By Michael Green
Grant Gillham is a victim. For five years, companies that make toxic flame retardant chemicals told Grant that they had hard science to show that their products save lives. Without flame retardants in all of our furniture, they’d say, thousands of children would die in house fires every year.
But the flame retardant companies were lying. The science actually showed that their chemicals don’t work as advertised in furniture or many other products. Even worse, unequivocal science showed that toxic flame retardants were increasingly being linked to cancer, birth defects and other serious illnesses, and could leach out of furniture, poisoning our children and families.
The flame retardant companies didn’t just lie to Grant Gillham; they lied to us all. What’s different about Grant? He’s the public relations expert the flame retardant companies hired to manage their campaign of lies. He has now come forward, he says, to expose the lies the companies told about the safety of their chemicals.
For five years, Grant waged a deceptive campaign on behalf of the companies. Today, as he’s questioning the companies’ claims. His business is declining because he’s now known, he says, as “the guy that lied for the flame retardant companies.” But for all businesses, the key question remains: In a world of spin, how can companies conduct ethical public relations?

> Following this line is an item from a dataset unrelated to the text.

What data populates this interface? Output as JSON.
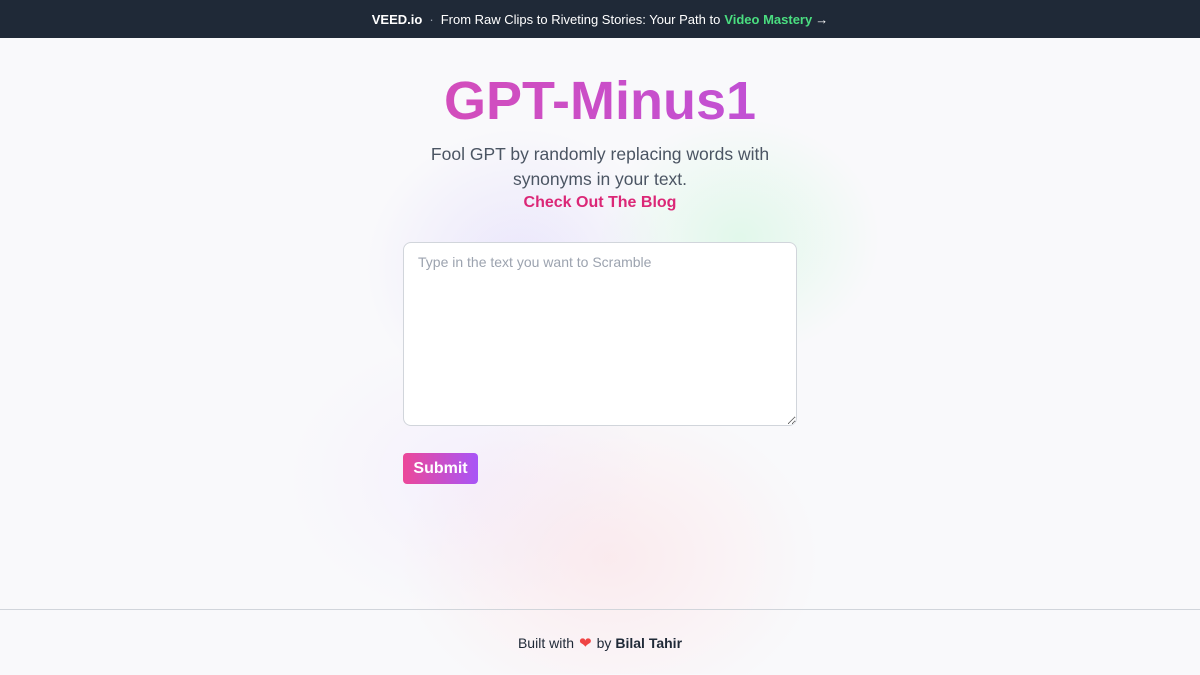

As John Stauber and Sheldon Rampton explain in their classic book, "Toxic Sludge is Good For You: Lies, Damn Lies and the Public Relations Industry," chemical corporations use front groups because they know that the public does not trust them to tell the truth about their products. We know that chemical companies’ primary interest is profits, not safety. But a “citizens group” sounds like an independent voice – so companies can hide behind this false front, giving the illusion of grassroots support for what is actually corporate propaganda.
So, Grant was aware of the power of front groups. Over five years, Citizens for Fire Safety (CFFS) successfully defeated 58 out of 60 state legislative attempts to regulate toxic flame retardant chemicals. Their tactics included:
In fact, there was no such case. The only similar case of a burned child seen by Heimbach had nothing to do with a candle or a lack of flame retardant chemicals. While Heimbach claimed that patient privacy rules forbade him from disclosing details about the actual patient, the Tribune found that his misrepresentations had nothing to do with privacy issues, and that he showed legislators photos of a burned baby, without the knowledge of the baby’s mother. Heimbach told the Tribune, the baby episode was “an anecdotal story rather than anything which I would say was absolutely true under oath, because I wasn't under oath."
For Grant, the lesson has been a hard one: His reputation is damaged, and his business is suffering. Sadly, the chemical companies seem determined to stand behind their demonstrably false claims. Despite the science showing their products are not effective in furniture, they continue to insist that the chemicals save lives. But other businesses can learn a valuable lesson: Making safer products from the outset can eliminate the need for expensive and ethically questionable public relations campaigns to maintain your market. Businesses who truly put safety first will never have to worry about spinning stories.